### Your goal
If a line in the entries contains the string "options", include that line in your answer.

== Extracted entries

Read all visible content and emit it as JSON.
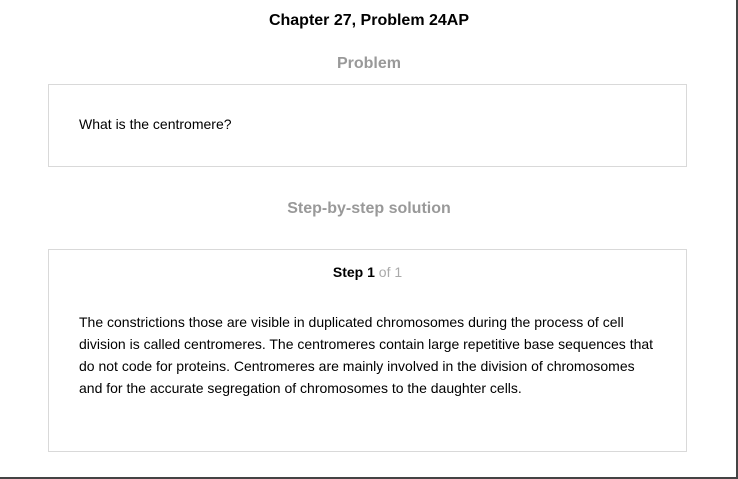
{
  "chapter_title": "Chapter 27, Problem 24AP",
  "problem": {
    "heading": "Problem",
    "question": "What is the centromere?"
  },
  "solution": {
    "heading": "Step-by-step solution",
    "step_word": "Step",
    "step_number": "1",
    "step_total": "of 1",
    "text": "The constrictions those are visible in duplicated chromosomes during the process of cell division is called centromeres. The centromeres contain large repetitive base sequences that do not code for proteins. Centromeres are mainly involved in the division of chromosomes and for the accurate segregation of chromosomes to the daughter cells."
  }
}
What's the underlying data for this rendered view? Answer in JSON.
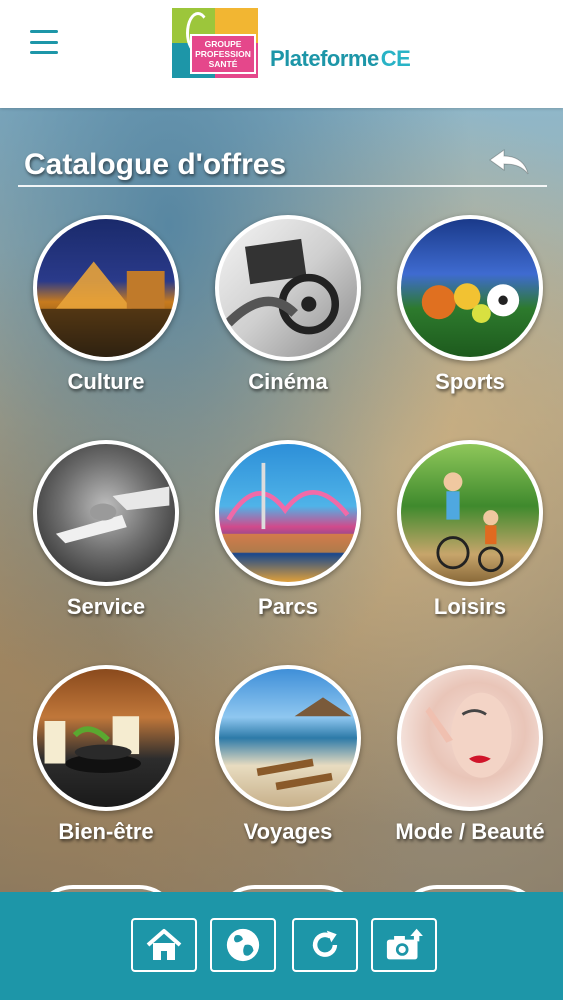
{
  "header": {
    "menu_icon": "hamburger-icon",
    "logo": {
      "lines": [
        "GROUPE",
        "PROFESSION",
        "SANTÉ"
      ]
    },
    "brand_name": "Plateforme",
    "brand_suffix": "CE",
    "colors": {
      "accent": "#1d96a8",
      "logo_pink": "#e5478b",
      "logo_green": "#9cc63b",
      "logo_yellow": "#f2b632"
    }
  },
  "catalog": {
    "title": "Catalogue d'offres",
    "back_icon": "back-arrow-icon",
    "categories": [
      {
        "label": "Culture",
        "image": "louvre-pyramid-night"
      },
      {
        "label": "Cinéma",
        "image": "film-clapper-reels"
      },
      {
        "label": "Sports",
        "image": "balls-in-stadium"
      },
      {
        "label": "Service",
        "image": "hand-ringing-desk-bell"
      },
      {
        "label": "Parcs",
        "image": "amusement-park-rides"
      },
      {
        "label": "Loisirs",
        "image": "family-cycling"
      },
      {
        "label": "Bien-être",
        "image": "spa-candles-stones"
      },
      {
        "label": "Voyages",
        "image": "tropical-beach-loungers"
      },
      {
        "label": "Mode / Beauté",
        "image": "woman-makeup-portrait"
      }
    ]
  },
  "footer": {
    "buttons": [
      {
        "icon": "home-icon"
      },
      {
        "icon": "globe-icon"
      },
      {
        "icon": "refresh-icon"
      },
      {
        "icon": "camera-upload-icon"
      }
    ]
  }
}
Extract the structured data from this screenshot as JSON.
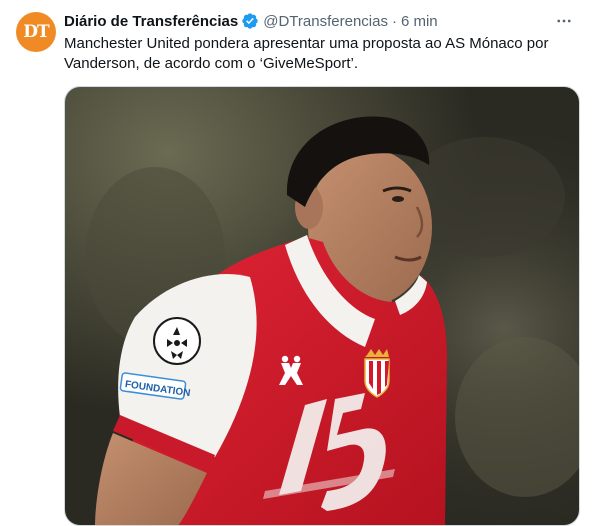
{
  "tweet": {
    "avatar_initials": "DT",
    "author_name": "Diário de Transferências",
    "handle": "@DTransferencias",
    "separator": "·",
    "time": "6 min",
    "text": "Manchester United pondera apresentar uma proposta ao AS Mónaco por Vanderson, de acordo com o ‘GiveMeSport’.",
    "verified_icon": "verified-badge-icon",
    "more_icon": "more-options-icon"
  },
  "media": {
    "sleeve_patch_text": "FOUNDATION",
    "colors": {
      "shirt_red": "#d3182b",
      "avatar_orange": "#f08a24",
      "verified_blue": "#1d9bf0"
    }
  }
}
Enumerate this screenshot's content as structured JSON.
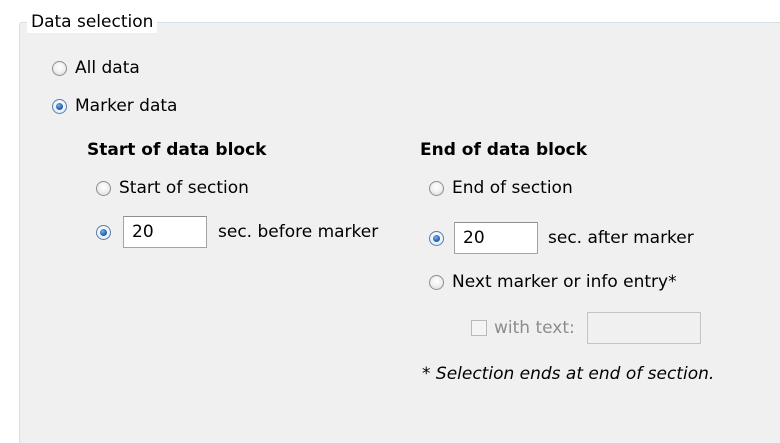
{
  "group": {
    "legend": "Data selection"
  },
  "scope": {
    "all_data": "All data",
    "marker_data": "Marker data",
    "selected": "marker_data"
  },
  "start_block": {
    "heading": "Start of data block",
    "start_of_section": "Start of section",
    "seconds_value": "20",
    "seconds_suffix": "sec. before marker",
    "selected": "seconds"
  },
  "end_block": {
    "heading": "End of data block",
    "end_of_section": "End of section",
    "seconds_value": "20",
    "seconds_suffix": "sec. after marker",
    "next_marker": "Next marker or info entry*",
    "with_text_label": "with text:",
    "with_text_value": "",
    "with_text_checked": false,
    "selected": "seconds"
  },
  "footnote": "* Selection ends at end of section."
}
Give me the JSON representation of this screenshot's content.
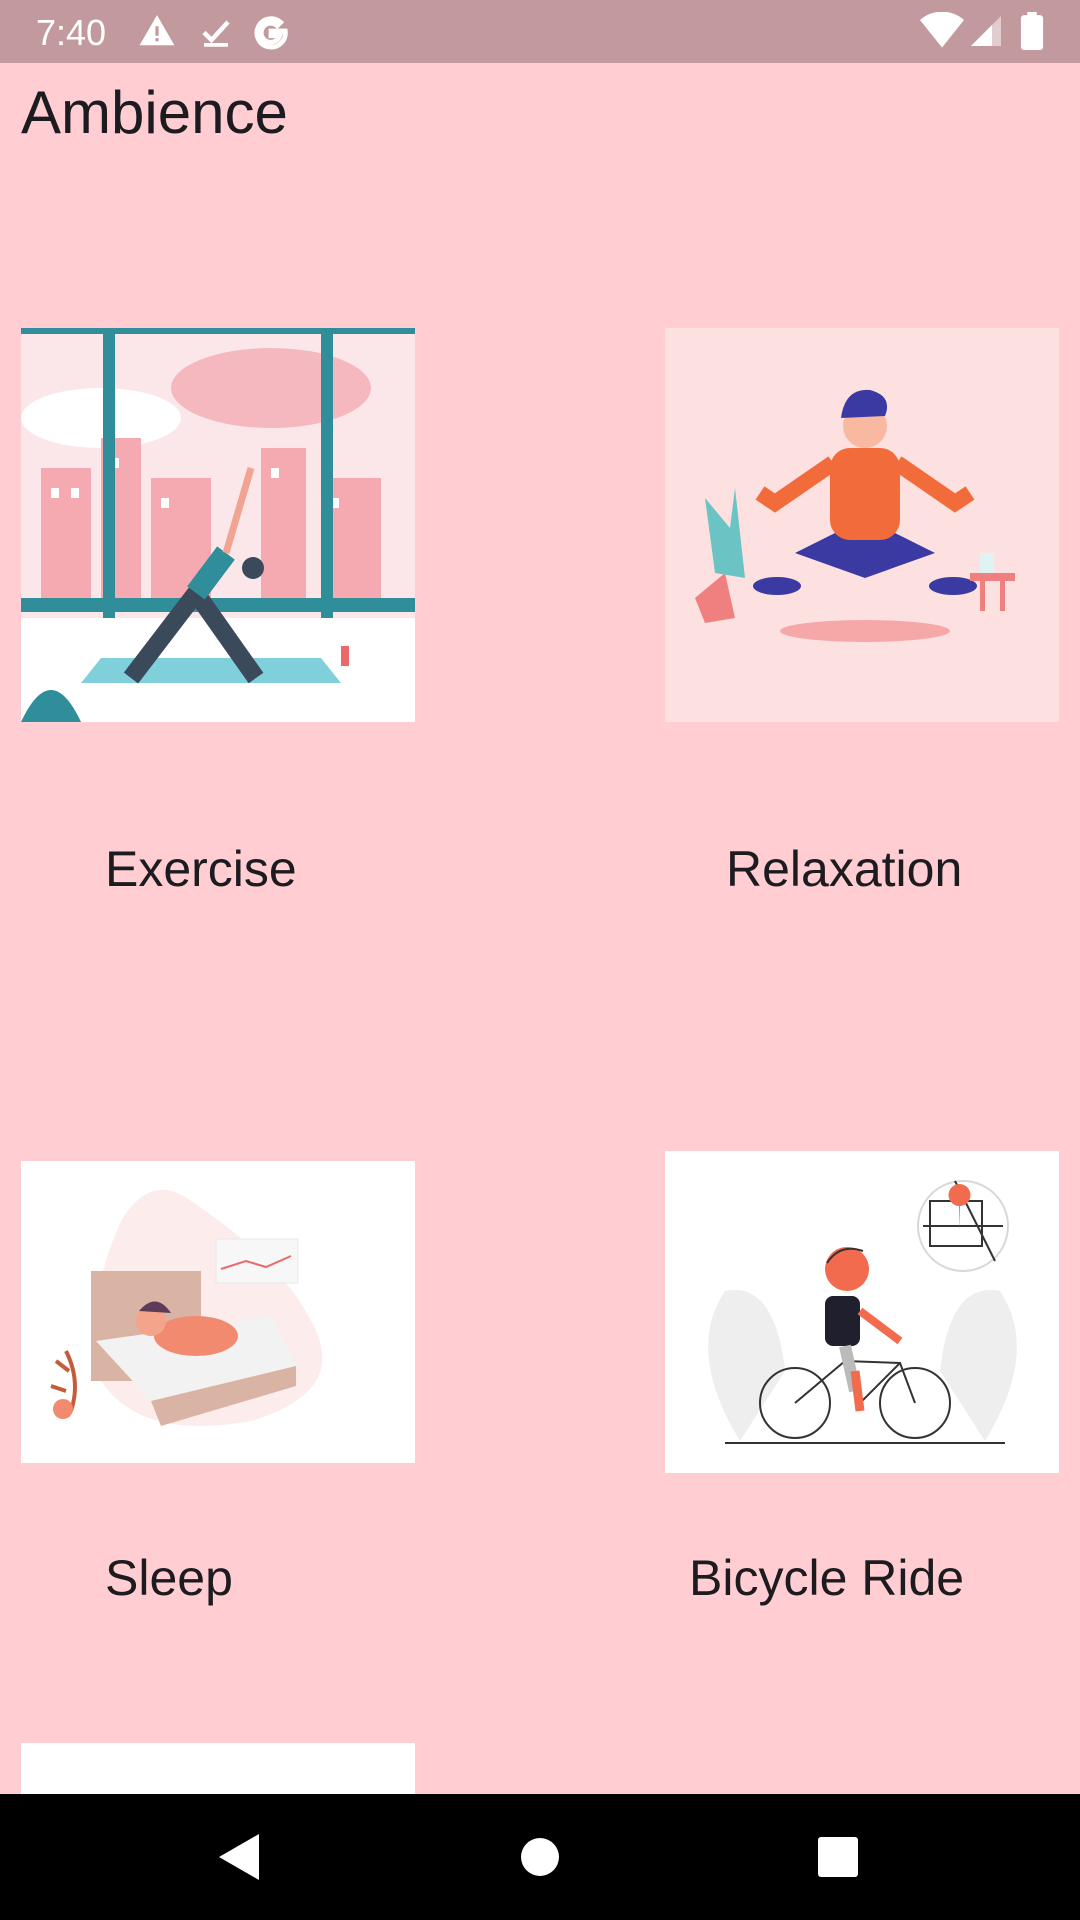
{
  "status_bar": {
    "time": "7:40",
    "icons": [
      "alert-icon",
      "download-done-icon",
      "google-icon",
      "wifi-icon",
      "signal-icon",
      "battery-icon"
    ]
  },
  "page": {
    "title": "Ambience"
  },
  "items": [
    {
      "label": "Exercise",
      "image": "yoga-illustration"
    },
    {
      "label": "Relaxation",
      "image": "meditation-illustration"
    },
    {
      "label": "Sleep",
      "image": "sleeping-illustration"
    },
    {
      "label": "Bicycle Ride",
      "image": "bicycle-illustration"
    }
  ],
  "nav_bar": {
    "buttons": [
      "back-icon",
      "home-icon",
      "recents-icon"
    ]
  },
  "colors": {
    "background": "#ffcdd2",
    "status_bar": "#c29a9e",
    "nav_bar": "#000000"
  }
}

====
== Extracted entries

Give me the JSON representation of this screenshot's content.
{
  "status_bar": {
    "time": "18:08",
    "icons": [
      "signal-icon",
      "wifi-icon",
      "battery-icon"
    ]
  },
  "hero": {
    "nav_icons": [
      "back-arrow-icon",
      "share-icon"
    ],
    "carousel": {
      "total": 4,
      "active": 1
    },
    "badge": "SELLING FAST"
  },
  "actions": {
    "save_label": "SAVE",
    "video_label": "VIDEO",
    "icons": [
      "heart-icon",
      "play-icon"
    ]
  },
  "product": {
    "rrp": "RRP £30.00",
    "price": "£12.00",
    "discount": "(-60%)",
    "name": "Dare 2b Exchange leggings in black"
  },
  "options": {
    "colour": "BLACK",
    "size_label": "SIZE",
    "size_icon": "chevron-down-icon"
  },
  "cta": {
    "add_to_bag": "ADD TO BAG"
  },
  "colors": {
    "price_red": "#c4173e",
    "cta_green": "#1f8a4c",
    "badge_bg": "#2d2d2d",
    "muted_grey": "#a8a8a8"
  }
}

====
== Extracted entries

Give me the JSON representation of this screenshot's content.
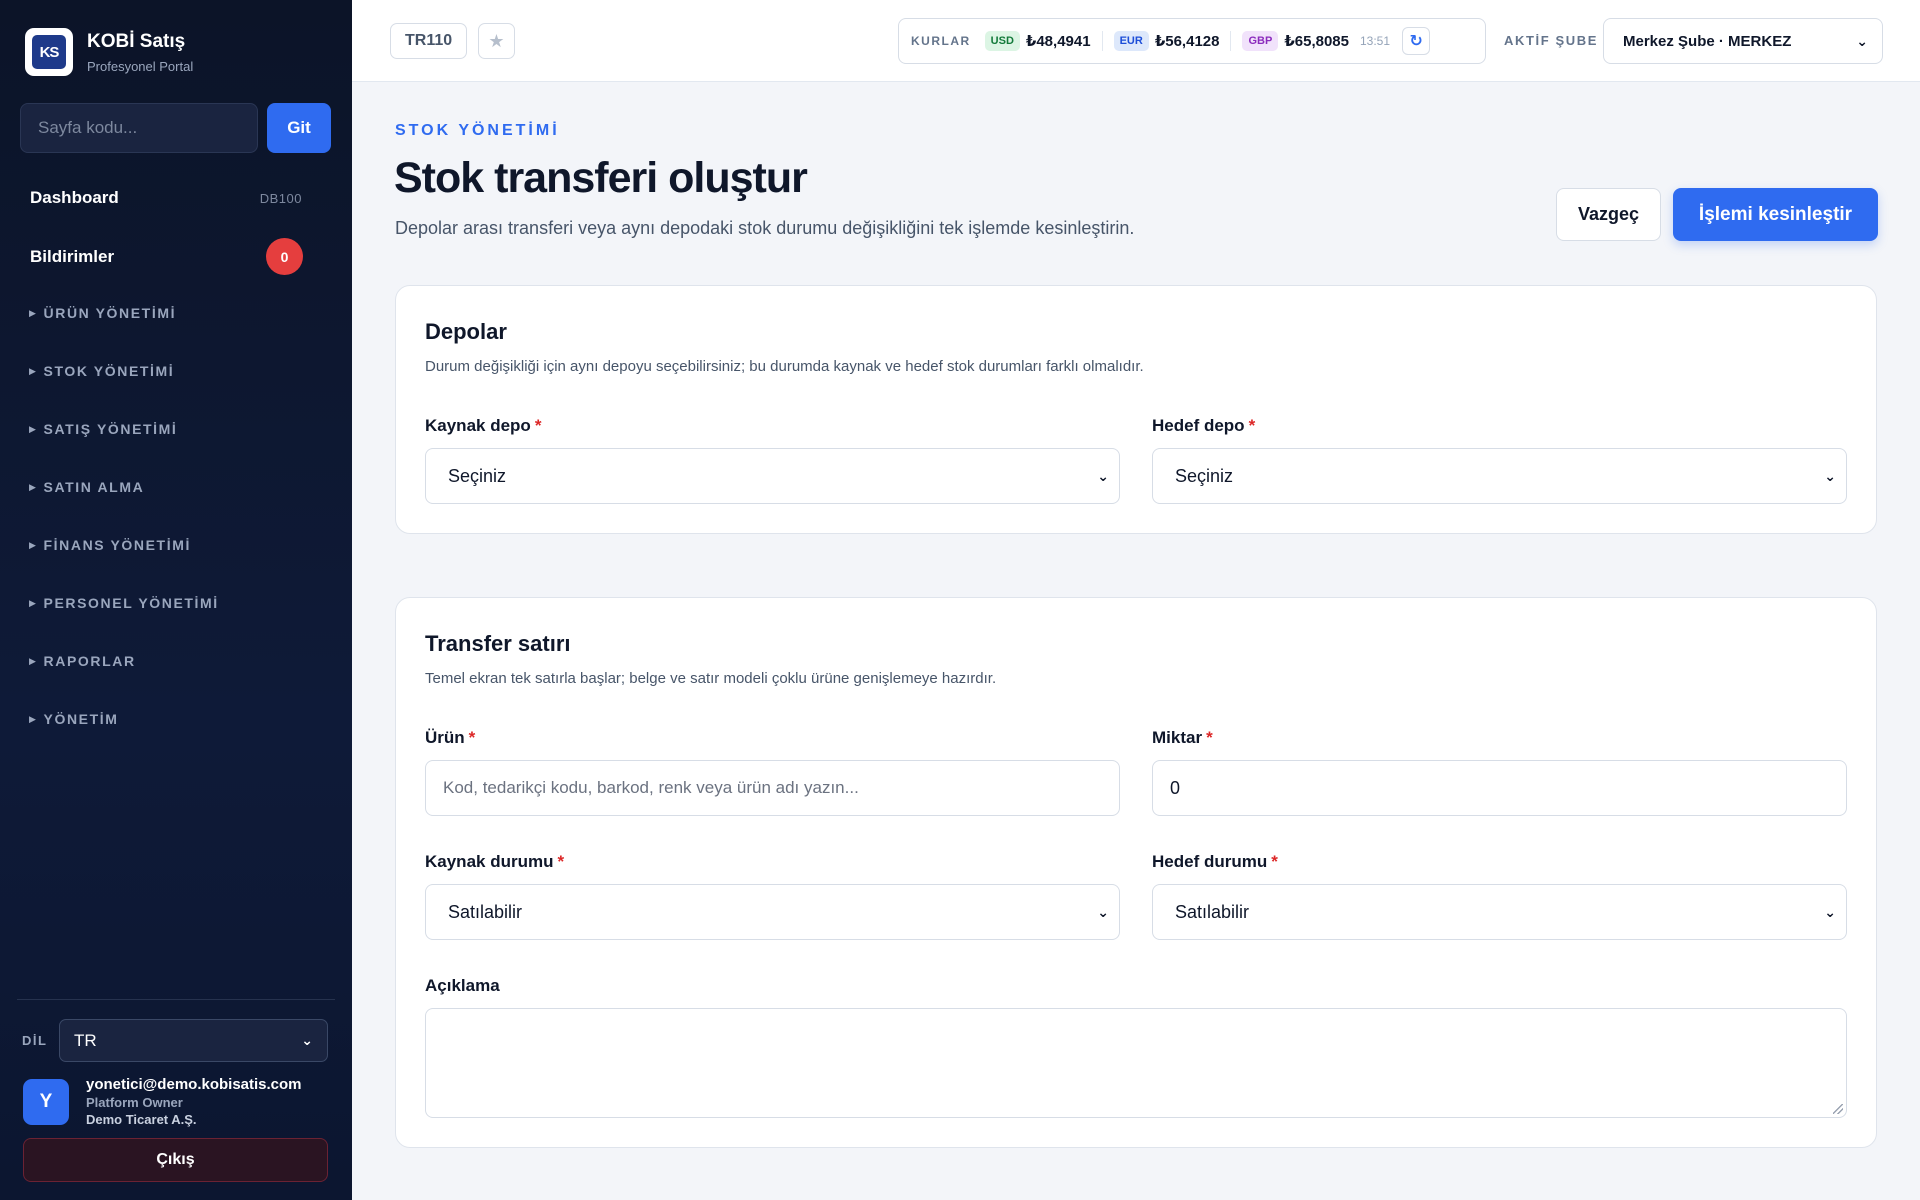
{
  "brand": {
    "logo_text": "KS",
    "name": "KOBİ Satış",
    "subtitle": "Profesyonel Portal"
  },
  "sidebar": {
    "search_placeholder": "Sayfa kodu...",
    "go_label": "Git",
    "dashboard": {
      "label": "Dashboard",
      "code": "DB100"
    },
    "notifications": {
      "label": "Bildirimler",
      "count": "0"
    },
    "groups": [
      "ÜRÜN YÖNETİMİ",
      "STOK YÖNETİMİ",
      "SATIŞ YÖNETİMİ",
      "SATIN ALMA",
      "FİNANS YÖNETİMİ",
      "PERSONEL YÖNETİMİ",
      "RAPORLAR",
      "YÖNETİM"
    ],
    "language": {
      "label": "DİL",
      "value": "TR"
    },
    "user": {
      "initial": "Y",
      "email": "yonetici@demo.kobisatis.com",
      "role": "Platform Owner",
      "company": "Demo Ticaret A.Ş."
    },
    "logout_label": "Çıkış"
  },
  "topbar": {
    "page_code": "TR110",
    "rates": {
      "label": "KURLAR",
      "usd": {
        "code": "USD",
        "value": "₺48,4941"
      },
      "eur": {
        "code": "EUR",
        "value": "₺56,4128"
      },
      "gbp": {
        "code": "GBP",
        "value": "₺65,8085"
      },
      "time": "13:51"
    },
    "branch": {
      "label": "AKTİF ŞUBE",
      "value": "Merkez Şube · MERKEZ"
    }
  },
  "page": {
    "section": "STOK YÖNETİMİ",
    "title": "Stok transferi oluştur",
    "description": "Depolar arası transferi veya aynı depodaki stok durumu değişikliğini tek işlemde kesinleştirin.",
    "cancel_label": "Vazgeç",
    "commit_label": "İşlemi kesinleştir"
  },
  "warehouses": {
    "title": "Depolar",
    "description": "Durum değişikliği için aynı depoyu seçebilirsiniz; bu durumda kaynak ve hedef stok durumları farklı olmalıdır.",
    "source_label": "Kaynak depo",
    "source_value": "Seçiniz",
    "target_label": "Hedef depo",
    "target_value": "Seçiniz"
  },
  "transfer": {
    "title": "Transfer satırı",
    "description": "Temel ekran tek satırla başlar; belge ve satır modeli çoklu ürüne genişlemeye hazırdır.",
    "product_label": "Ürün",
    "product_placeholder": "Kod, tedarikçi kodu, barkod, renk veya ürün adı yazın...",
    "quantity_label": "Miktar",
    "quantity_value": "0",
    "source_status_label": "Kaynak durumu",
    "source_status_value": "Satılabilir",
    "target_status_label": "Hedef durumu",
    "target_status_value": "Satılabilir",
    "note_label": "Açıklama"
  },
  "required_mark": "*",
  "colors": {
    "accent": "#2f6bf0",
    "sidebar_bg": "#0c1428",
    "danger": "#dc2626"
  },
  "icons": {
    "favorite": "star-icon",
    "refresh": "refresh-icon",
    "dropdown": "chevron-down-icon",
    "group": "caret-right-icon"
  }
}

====

### Result of the task
    "more_icon": "more-options-icon"
  "options": {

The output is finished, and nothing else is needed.